Task prompt:
Within the data below, copy each line where the string "this" is found.

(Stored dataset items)
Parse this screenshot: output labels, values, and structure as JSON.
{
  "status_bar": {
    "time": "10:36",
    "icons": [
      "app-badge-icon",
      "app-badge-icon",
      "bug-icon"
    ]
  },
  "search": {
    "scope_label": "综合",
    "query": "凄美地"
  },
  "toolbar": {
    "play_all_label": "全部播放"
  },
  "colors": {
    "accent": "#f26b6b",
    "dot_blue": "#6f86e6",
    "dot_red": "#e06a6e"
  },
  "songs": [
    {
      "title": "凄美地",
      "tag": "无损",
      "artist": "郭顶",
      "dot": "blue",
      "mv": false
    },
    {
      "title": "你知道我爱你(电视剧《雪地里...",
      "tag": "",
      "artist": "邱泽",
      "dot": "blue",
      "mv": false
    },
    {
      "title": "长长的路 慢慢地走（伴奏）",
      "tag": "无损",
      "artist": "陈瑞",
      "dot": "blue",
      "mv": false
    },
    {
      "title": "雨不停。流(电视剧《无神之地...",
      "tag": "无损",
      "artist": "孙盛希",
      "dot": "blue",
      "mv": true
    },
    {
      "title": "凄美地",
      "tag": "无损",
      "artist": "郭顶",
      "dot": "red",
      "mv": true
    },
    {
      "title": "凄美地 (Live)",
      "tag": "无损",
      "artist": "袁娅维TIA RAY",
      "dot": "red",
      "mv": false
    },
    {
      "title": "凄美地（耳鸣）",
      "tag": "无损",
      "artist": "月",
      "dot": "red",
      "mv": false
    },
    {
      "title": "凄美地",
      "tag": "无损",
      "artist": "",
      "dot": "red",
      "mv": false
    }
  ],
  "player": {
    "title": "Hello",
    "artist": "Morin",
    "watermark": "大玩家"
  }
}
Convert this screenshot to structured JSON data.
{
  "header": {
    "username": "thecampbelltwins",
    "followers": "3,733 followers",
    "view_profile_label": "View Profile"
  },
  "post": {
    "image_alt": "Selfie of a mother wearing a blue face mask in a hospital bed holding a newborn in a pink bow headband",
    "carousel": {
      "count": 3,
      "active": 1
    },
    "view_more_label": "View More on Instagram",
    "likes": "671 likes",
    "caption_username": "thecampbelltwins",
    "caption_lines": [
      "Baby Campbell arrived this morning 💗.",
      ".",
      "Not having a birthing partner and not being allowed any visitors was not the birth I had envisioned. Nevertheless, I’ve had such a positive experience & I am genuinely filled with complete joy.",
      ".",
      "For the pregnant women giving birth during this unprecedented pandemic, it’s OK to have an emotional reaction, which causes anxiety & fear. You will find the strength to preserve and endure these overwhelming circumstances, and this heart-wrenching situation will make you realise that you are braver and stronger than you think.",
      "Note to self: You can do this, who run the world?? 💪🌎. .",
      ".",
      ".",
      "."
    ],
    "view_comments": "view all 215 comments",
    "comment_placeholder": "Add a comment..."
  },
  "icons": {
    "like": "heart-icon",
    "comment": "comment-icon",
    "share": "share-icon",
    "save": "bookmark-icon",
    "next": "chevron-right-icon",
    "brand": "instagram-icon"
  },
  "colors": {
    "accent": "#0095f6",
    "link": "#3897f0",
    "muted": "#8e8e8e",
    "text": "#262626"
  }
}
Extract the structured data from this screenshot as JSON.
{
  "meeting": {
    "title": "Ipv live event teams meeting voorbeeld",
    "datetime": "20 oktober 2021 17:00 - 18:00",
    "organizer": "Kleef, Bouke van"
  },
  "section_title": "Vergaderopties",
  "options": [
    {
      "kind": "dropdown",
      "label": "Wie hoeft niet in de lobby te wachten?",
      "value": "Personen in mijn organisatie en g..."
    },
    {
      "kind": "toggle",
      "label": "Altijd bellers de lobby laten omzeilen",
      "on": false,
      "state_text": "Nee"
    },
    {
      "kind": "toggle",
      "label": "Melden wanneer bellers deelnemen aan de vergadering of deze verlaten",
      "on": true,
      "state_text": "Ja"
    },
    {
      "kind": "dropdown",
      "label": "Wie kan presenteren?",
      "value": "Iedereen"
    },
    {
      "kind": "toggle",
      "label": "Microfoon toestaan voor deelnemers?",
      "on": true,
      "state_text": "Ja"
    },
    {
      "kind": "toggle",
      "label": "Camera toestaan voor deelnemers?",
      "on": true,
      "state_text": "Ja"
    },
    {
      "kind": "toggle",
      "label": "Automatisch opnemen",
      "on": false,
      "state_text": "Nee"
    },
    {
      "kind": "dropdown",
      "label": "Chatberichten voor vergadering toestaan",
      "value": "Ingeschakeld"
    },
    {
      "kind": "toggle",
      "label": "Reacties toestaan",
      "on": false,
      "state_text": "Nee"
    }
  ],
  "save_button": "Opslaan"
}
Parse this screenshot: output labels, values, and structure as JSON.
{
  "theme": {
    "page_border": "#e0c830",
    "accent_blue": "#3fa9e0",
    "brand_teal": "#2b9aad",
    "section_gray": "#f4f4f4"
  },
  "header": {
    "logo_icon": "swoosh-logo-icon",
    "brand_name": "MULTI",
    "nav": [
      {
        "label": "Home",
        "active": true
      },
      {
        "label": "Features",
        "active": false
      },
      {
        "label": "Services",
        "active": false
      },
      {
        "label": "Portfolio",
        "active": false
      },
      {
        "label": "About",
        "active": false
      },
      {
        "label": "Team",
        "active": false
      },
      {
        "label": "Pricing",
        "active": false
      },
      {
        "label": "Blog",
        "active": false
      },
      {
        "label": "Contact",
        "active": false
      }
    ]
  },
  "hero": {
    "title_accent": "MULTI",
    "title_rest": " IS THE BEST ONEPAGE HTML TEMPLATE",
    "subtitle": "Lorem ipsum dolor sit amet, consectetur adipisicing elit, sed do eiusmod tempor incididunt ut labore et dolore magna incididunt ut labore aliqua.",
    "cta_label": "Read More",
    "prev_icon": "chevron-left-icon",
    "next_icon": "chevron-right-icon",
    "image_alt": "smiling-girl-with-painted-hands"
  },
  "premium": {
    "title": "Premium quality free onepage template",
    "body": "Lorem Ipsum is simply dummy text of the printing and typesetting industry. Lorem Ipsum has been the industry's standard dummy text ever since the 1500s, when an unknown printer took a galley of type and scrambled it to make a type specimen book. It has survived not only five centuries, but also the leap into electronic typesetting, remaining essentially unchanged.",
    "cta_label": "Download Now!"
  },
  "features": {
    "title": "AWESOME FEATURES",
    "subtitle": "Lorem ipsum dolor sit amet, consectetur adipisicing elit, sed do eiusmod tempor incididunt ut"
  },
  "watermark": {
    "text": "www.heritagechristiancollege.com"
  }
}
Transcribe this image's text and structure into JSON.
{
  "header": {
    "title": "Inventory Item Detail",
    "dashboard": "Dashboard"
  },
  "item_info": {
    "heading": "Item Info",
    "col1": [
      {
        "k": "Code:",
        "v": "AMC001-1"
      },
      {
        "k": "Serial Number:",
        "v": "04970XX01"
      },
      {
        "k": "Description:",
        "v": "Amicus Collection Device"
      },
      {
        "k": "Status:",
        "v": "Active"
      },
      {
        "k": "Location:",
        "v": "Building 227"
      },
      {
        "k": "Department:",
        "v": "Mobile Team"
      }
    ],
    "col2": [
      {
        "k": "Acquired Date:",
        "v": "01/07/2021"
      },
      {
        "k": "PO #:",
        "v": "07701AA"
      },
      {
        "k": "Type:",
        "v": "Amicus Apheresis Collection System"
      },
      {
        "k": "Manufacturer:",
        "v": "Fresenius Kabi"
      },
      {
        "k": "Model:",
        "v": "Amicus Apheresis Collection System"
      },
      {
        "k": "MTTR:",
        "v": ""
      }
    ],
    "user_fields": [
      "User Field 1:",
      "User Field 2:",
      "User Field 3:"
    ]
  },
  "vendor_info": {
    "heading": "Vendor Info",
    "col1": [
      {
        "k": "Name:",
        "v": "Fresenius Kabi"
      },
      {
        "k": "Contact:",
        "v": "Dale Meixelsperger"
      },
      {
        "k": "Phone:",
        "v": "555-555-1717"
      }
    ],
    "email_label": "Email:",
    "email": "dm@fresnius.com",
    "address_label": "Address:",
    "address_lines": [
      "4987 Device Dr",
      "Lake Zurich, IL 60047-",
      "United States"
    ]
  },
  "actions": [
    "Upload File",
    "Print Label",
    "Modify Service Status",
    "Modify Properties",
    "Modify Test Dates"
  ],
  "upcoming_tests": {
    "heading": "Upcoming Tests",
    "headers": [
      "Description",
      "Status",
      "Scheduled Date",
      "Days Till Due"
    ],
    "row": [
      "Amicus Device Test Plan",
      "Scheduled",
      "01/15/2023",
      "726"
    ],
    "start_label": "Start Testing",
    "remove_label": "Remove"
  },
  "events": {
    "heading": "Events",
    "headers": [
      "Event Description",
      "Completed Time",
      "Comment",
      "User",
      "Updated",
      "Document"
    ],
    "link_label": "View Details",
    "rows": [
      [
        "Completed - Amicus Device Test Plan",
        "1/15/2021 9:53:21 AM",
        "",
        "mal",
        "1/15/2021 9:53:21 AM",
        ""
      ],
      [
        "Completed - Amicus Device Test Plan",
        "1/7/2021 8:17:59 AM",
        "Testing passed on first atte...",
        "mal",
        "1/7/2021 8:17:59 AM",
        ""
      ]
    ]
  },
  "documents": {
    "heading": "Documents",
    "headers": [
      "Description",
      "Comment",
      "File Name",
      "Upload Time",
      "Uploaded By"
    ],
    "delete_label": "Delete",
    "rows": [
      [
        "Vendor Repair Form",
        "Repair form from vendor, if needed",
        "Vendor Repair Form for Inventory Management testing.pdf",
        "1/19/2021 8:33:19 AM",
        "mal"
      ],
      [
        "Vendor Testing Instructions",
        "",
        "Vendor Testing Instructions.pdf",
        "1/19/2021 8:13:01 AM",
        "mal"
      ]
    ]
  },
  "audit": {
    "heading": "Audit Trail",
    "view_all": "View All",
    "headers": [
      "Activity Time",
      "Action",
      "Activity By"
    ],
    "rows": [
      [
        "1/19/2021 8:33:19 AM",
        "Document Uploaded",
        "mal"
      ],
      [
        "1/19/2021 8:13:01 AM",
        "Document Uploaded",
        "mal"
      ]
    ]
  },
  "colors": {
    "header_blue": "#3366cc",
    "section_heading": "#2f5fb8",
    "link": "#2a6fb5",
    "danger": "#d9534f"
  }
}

Your response:
Parse this screenshot: output labels, values, and structure as JSON.
Convert this screenshot to structured JSON data.
      "Baby Campbell arrived this morning 💗.",
      "For the pregnant women giving birth during this unprecedented pandemic, it’s OK to have an emotional reaction, which causes anxiety & fear. You will find the strength to preserve and endure these overwhelming circumstances, and this heart-wrenching situation will make you realise that you are braver and stronger than you think.",
      "Note to self: You can do this, who run the world?? 💪🌎. .",
Extract the structured data from this screenshot as JSON.
Parse this screenshot: output labels, values, and structure as JSON.
Transcribe this image's text and structure into JSON.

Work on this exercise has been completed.